Seite 420 - Tane leif at nature with ane orient blast; And lusty May, that muddir is of flouris, Had maid the birdis to begyn thair houris...
Seite 18 - ... did chiefly reign amongst the schoolmen: who having sharp and strong wits, and abundance of leisure, and small variety of reading, but their wits being shut up in the cells of a few authors (chiefly Aristotle their dictator) as their persons were shut up in the cells of monasteries and colleges, and knowing little history, either of nature or time, did out of no great quantity of matter and infinite agitation of wit spin out unto us those laborious webs of learning which are extant in their books.
Seite 282 - It was the misfortune of James, that his maxims and manners were too refined for the age in which he lived. Happy ! had he reigned in a kingdom more civilized; his love of peace, of justice, and of elegance, would have rendered his schemes successful ; and, instead of perishing because he had attempted too much, a grateful people would nave applauded and seconded his efforts to reform and improve them.
Seite 247 - A! fredome is a nobill thing! Fredome mayse man to haiff liking! Fredome all solace to man giffis: He levys at ese that frely levys! A noble hart may haiff nane ese, Na ellys nocht that may him plese, Gyff fredome failythe: for fre liking Is yearnyt our all othir thing.
Seite 222 - I WAS at [Erceldoune :] With Tomas spak Y thare; Ther herd Y rede in roune, Who Tristrem gat and bare. Who was king with croun ; And who him forsterd yare ; And who was bold baroun, As thair elders ware, Bi yere : — I.
Seite 23 - Quhen Alysandyr oure kyng wes dede, That Scotland led in luwe and le, Away wes sons of ale and brede, Of wyne and wax, of gamyn and gle : Our gold wes changyd in-to lede, Cryst, borne in-to virgynyte, Succour Scotland and remede, That stad is in perplexyte.
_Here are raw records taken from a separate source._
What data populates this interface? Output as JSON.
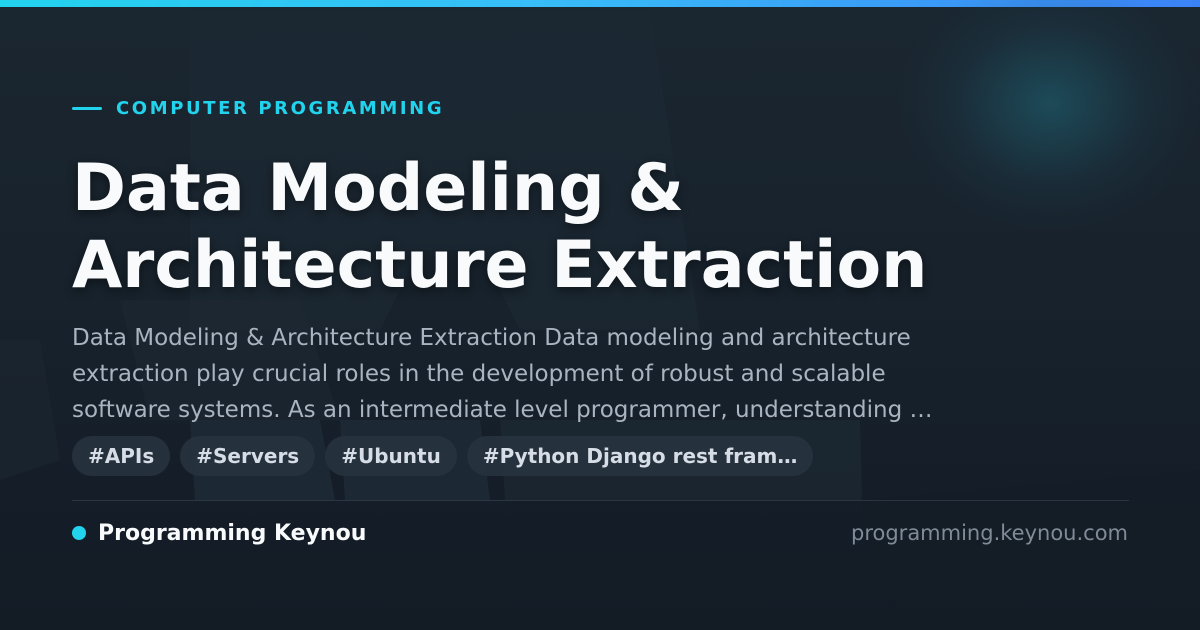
{
  "category": {
    "label": "COMPUTER PROGRAMMING"
  },
  "article": {
    "title_lines": [
      "Data Modeling &",
      "Architecture Extraction"
    ],
    "description_lines": [
      "Data Modeling & Architecture Extraction Data modeling and architecture",
      "extraction play crucial roles in the development of robust and scalable",
      "software systems. As an intermediate level programmer, understanding …"
    ]
  },
  "tags": [
    "#APIs",
    "#Servers",
    "#Ubuntu",
    "#Python Django rest fram…"
  ],
  "footer": {
    "brand_name": "Programming Keynou",
    "site_url": "programming.keynou.com"
  },
  "colors": {
    "accent": "#22d3ee",
    "background": "#17212b",
    "title_text": "#f8fafc",
    "body_text": "#aab4c0",
    "muted_text": "#808b98",
    "tag_background": "#26323e"
  }
}
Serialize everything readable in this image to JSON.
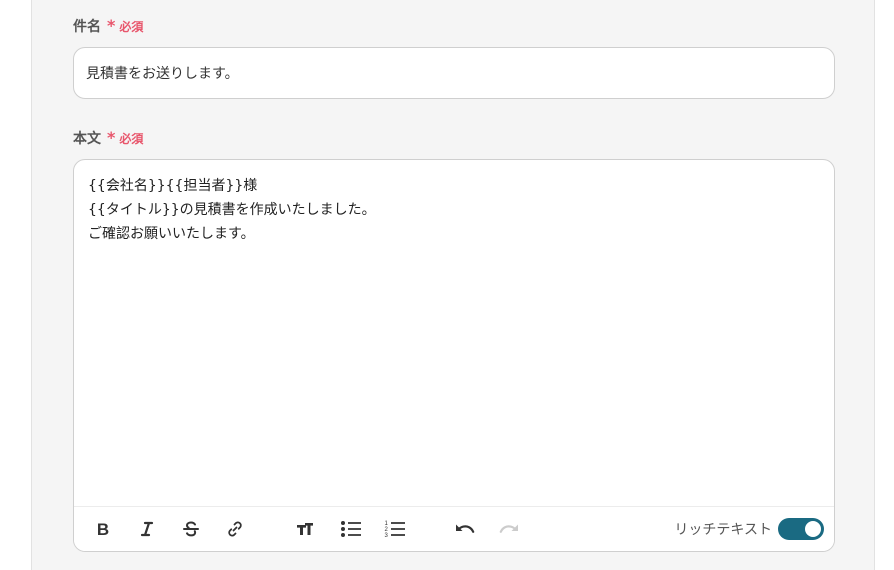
{
  "subject": {
    "label": "件名",
    "required_mark": "*",
    "required_text": "必須",
    "value": "見積書をお送りします。"
  },
  "body": {
    "label": "本文",
    "required_mark": "*",
    "required_text": "必須",
    "lines": [
      "{{会社名}}{{担当者}}様",
      "{{タイトル}}の見積書を作成いたしました。",
      "ご確認お願いいたします。"
    ]
  },
  "toolbar": {
    "buttons": [
      {
        "name": "bold-icon"
      },
      {
        "name": "italic-icon"
      },
      {
        "name": "strikethrough-icon"
      },
      {
        "name": "link-icon"
      },
      {
        "name": "text-size-icon"
      },
      {
        "name": "bulleted-list-icon"
      },
      {
        "name": "numbered-list-icon"
      },
      {
        "name": "undo-icon"
      },
      {
        "name": "redo-icon",
        "disabled": true
      }
    ],
    "rich_text_label": "リッチテキスト",
    "rich_text_enabled": true
  },
  "colors": {
    "required": "#e8566c",
    "toggle_on": "#1a6a82",
    "panel_bg": "#f5f5f5"
  }
}
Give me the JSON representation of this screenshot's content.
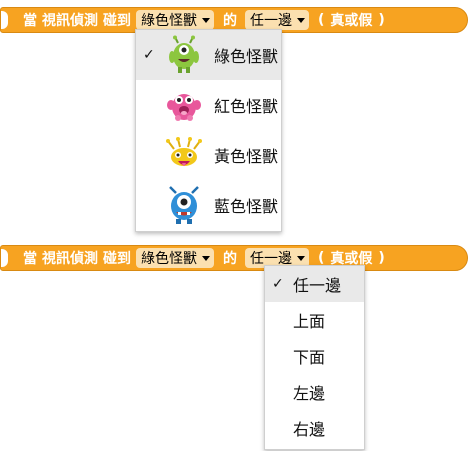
{
  "block1": {
    "when": "當",
    "video_sensing": "視訊偵測",
    "touching": "碰到",
    "sprite_value": "綠色怪獸",
    "of": "的",
    "side_value": "任一邊",
    "paren_open": "(",
    "result_text": "真或假",
    "paren_close": ")"
  },
  "monster_menu": {
    "check_mark": "✓",
    "items": [
      {
        "label": "綠色怪獸",
        "icon": "green-monster-icon",
        "color": "#8cc63f",
        "selected": true
      },
      {
        "label": "紅色怪獸",
        "icon": "pink-monster-icon",
        "color": "#e8579b",
        "selected": false
      },
      {
        "label": "黃色怪獸",
        "icon": "yellow-monster-icon",
        "color": "#f2c81a",
        "selected": false
      },
      {
        "label": "藍色怪獸",
        "icon": "blue-monster-icon",
        "color": "#2f8fd8",
        "selected": false
      }
    ]
  },
  "block2": {
    "when": "當",
    "video_sensing": "視訊偵測",
    "touching": "碰到",
    "sprite_value": "綠色怪獸",
    "of": "的",
    "side_value": "任一邊",
    "paren_open": "(",
    "result_text": "真或假",
    "paren_close": ")"
  },
  "side_menu": {
    "check_mark": "✓",
    "items": [
      {
        "label": "任一邊",
        "selected": true
      },
      {
        "label": "上面",
        "selected": false
      },
      {
        "label": "下面",
        "selected": false
      },
      {
        "label": "左邊",
        "selected": false
      },
      {
        "label": "右邊",
        "selected": false
      }
    ]
  },
  "colors": {
    "block_orange": "#f7a321",
    "dropdown_fill": "#fbe0b0",
    "selected_row": "#e9e9e9"
  }
}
Seite 124 - He was a grave and eminent divine," says Bishop Burnet : " my father, that knew him long, and being of council for him in his law-matters, had occasion to know him well, has often told me that he never saw him but he thought his heart was in heaven, and he was never alone with him but he felt within himself a commentary on these words of the apostles, ' Did not our hearts burn within us, while he yet talked with us, and opened to us the scriptures...